From the entries below, copy every line that holds the word "Mystères".

- [Provided material]
━━━━━━━━━━━━━━━━
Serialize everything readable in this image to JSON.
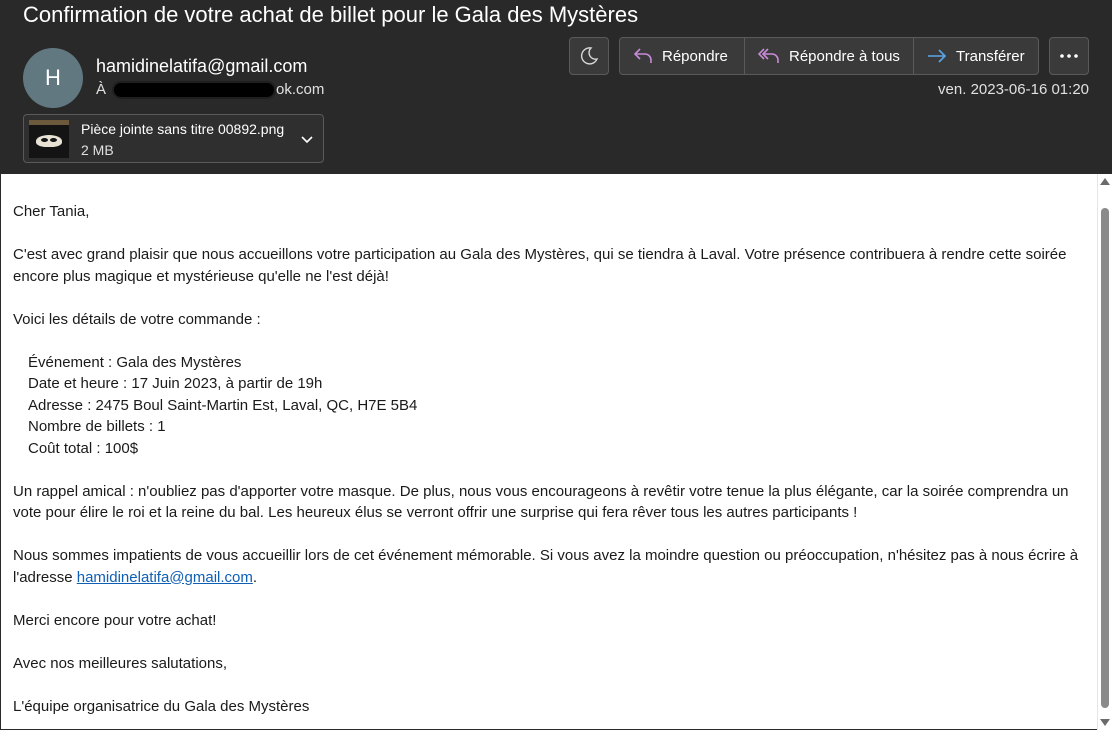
{
  "header": {
    "subject": "Confirmation de votre achat de billet pour le Gala des Mystères",
    "avatar_initial": "H",
    "sender": "hamidinelatifa@gmail.com",
    "to_prefix": "À",
    "to_visible_suffix": "ok.com",
    "date": "ven. 2023-06-16 01:20"
  },
  "attachment": {
    "name": "Pièce jointe sans titre 00892.png",
    "size": "2 MB"
  },
  "toolbar": {
    "reply_label": "Répondre",
    "reply_all_label": "Répondre à tous",
    "forward_label": "Transférer",
    "icons": {
      "theme": "moon-icon",
      "reply": "reply-arrow-icon",
      "reply_all": "reply-all-arrow-icon",
      "forward": "forward-arrow-icon",
      "more": "ellipsis-icon"
    },
    "colors": {
      "reply_icon": "#c78bd8",
      "forward_icon": "#5aa6e8"
    }
  },
  "body": {
    "greeting": "Cher Tania,",
    "intro": "C'est avec grand plaisir que nous accueillons votre participation au Gala des Mystères, qui se tiendra à Laval. Votre présence contribuera à rendre cette soirée encore plus magique et mystérieuse qu'elle ne l'est déjà!",
    "details_intro": "Voici les détails de votre commande :",
    "details": [
      "Événement : Gala des Mystères",
      "Date et heure : 17 Juin 2023, à partir de 19h",
      "Adresse : 2475 Boul Saint-Martin Est, Laval, QC, H7E 5B4",
      "Nombre de billets : 1",
      "Coût total : 100$"
    ],
    "reminder": "Un rappel amical : n'oubliez pas d'apporter votre masque. De plus, nous vous encourageons à revêtir votre tenue la plus élégante, car la soirée comprendra un vote pour élire le roi et la reine du bal. Les heureux élus se verront offrir une surprise qui fera rêver tous les autres participants !",
    "contact_text": "Nous sommes impatients de vous accueillir lors de cet événement mémorable. Si vous avez la moindre question ou préoccupation, n'hésitez pas à nous écrire à l'adresse ",
    "contact_link": "hamidinelatifa@gmail.com",
    "contact_end": ".",
    "thanks": "Merci encore pour votre achat!",
    "closing": "Avec nos meilleures salutations,",
    "signature": "L'équipe organisatrice du Gala des Mystères"
  }
}
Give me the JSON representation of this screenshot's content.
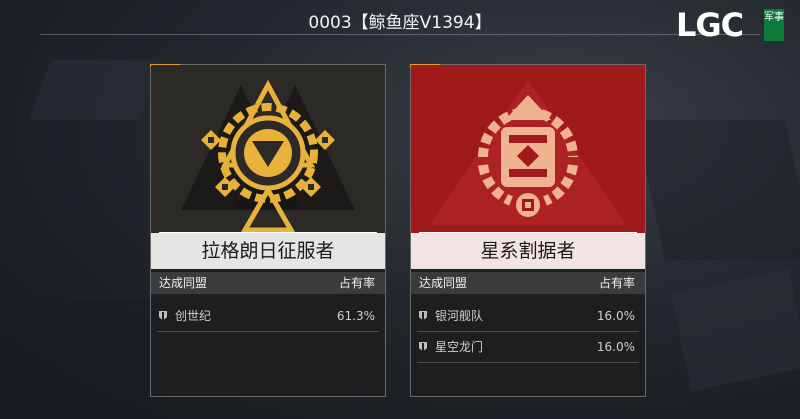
{
  "header": {
    "title": "0003【鲸鱼座V1394】"
  },
  "logo": {
    "text": "LGC",
    "badge": "军事"
  },
  "columns": {
    "ally": "达成同盟",
    "share": "占有率"
  },
  "cards": [
    {
      "name": "拉格朗日征服者",
      "theme": "gold",
      "colors": {
        "emblem": "#e8b23a",
        "background": "#2c2a27"
      },
      "rows": [
        {
          "ally": "创世纪",
          "share": "61.3%"
        }
      ]
    },
    {
      "name": "星系割据者",
      "theme": "red",
      "colors": {
        "emblem": "#f0b38f",
        "background": "#a01a1a"
      },
      "rows": [
        {
          "ally": "银河舰队",
          "share": "16.0%"
        },
        {
          "ally": "星空龙门",
          "share": "16.0%"
        }
      ]
    }
  ]
}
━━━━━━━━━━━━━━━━
- [Result for this exercise]
    "subject": "Confirmation de votre achat de billet pour le Gala des Mystères",
    "intro": "C'est avec grand plaisir que nous accueillons votre participation au Gala des Mystères, qui se tiendra à Laval. Votre présence contribuera à rendre cette soirée encore plus magique et mystérieuse qu'elle ne l'est déjà!",
      "Événement : Gala des Mystères",
    "signature": "L'équipe organisatrice du Gala des Mystères"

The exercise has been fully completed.